Element data from apps and pages
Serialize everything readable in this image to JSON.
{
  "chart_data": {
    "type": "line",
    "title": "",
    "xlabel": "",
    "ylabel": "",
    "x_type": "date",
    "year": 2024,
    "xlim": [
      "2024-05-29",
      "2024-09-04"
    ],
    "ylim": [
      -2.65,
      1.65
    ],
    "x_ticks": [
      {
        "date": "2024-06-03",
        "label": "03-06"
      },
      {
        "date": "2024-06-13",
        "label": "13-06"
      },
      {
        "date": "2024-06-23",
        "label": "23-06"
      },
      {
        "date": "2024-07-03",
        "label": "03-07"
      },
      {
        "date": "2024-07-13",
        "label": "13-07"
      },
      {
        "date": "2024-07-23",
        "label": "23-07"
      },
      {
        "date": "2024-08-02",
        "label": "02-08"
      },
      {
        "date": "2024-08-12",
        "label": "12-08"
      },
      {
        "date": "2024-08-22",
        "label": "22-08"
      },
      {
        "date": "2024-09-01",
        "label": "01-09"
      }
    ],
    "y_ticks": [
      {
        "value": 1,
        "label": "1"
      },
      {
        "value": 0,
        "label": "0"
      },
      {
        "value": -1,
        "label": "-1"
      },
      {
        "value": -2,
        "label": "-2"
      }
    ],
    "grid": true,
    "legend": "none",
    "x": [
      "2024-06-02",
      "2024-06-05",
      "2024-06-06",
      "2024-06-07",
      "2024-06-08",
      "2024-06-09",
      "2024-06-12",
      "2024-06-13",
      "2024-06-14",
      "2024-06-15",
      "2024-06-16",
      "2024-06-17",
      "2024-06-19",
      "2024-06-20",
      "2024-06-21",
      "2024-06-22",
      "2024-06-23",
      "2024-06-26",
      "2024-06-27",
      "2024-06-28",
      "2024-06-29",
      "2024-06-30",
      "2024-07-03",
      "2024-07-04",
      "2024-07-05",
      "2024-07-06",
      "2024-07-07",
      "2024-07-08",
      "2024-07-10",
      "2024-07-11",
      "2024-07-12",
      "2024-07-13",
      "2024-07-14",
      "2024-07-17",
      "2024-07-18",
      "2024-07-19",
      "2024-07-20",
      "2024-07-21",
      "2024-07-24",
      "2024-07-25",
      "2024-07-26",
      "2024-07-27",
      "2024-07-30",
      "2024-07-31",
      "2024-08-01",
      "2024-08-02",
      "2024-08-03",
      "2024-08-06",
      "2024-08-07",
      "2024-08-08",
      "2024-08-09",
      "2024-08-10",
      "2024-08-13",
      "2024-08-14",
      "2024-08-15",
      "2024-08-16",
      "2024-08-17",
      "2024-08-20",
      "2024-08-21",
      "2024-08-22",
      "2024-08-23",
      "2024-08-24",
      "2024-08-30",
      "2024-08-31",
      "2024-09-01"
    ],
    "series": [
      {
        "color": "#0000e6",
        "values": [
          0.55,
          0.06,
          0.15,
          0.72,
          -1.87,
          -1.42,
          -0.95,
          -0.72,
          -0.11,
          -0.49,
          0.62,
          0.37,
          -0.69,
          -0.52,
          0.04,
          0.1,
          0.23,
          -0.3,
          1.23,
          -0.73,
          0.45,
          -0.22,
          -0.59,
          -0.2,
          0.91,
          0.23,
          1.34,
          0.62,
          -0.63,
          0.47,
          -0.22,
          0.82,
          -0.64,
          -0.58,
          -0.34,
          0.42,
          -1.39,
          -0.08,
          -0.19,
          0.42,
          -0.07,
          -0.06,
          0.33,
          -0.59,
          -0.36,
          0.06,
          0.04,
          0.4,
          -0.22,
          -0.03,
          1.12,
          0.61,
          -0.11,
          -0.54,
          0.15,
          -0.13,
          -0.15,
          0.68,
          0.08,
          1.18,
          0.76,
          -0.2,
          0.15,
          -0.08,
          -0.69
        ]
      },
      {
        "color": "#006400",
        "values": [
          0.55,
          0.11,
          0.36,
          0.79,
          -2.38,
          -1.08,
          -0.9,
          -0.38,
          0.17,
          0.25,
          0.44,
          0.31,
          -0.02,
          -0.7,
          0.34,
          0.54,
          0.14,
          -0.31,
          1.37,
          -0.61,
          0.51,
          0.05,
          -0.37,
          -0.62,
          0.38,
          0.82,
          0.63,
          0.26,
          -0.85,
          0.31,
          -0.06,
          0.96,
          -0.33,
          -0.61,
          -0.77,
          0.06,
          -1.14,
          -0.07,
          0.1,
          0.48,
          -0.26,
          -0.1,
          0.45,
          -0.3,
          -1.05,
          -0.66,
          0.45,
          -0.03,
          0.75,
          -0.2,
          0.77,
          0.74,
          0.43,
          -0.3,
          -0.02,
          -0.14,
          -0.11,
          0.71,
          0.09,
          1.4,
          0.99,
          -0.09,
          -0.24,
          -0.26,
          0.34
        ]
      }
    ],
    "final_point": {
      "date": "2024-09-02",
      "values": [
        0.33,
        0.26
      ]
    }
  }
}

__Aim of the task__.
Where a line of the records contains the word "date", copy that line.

__Written answer__.
    "x_type": "date",
        "date": "2024-06-03",
        "date": "2024-06-13",
        "date": "2024-06-23",
        "date": "2024-07-03",
        "date": "2024-07-13",
        "date": "2024-07-23",
        "date": "2024-08-02",
        "date": "2024-08-12",
        "date": "2024-08-22",
        "date": "2024-09-01",
      "date": "2024-09-02",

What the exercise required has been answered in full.